The idea is to provide a forum where they can exchange ideas across different disciplines, while learning the kind of practical skills that every fledgling researcher needs to know - from how to deal with the media to how to win a Nobel prize.
Manchester also hopes to benefit in practical ways from the event. It is eager to promote its newly merged institution among young researchers from mainland Europe.
Not that the UK has to work too hard to attract bright young Europeans. It is the most popular host country for members of the fellowship programme, attracting about 28 per cent of fellows, according to Bryony Gill, a research fellow at Manchester, who completed an impact assessment of the fellowship scheme last summer.
Gill, who tracked down about 3,000 of the 12,000 Marie Curie fellows, will discuss her study at the conference. She says Germany and, to a lesser extent, France are also popular destinations for fellows, while Portugal, Spain and Italy are the biggest exporters.
Many European Union accession countries are keen to attract researchers through the scheme, although the disparity in incomes between those and other EU countries can make this difficult. Researchers from the UK getting a job in Bulgaria, say, would find it almost impossible to maintain a mortgage back home, Gill says. Researchers travelling the other way can find it hard to swap their generous grant for the average Bulgarian scientist's wage on their return.
But the main reason junior researchers want to move country is not money but the chance to network and collaborate with the best people in their subject, Gill says.
"Most conferences are organised for senior scientists, and the others just go along to listen," says Nancy Rothwell, vice-president for research and Medical Research Council research professor of physiology at Manchester, who will give a talk on science communication at the conference. "Those that are designed for junior researchers don't necessarily have the best speakers.
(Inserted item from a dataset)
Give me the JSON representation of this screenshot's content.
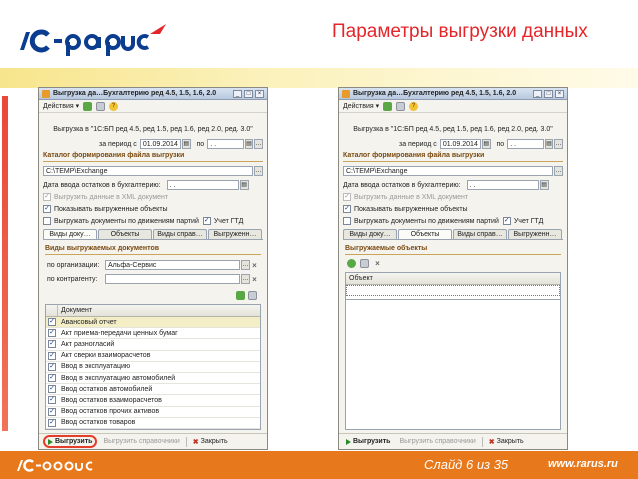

But the speakers in this are good."
Other speakers include Istvan Palugyai, president of the European Union of Science Journalists Associations, and Tim Hunt, Nobel laureate and principal scientist at Cancer Research UK's Clare Hall Laboratories at South Mimms in Hertfordshire, who will present a sideways look at how to become a Nobel prizewinner.
Early sessions concentrate on science communication - perhaps to make the rest of the conference flow more smoothly. Then there are a number of personal success stories from scientists. These range from Vladimir Demidyuk, who was born in Ukraine and is now a senior research fellow at Manchester, to Nathalie Moncel, a senior researcher at CEREQ, a French public research institute, and Curtis Dobson, director of a biotechnology start-up.
The final two sessions look at the history of the Marie Curie Fellowship Association, which is celebrating its tenth anniversary this year, and the future of research careers in the EU, including the likely impact of Framework 7.
Interspersed with these will be training sessions helping delegates to develop skills that range from putting together a research proposal to presenting a CV. The delegates will also have the chance to present their research in poster displays and panel discussions. Here, the emphasis will again be on communication.
"We want them to present their research in a way that will interest people who aren't necessarily their academic peers," says Liz Fay, EU funding and development manager at Manchester and organiser of the conference.
This mirrors exactly the hopes of the Commission in its work to promote academic mobility. "The whole purpose of Marie Curie fellowships is to foster collaboration in Europe," Rothwell says. "What a great idea to bring them all together to foster collaboration between each other."
The Marie Curie Conference (MC2) takes place at Manchester University from April 10 to 12.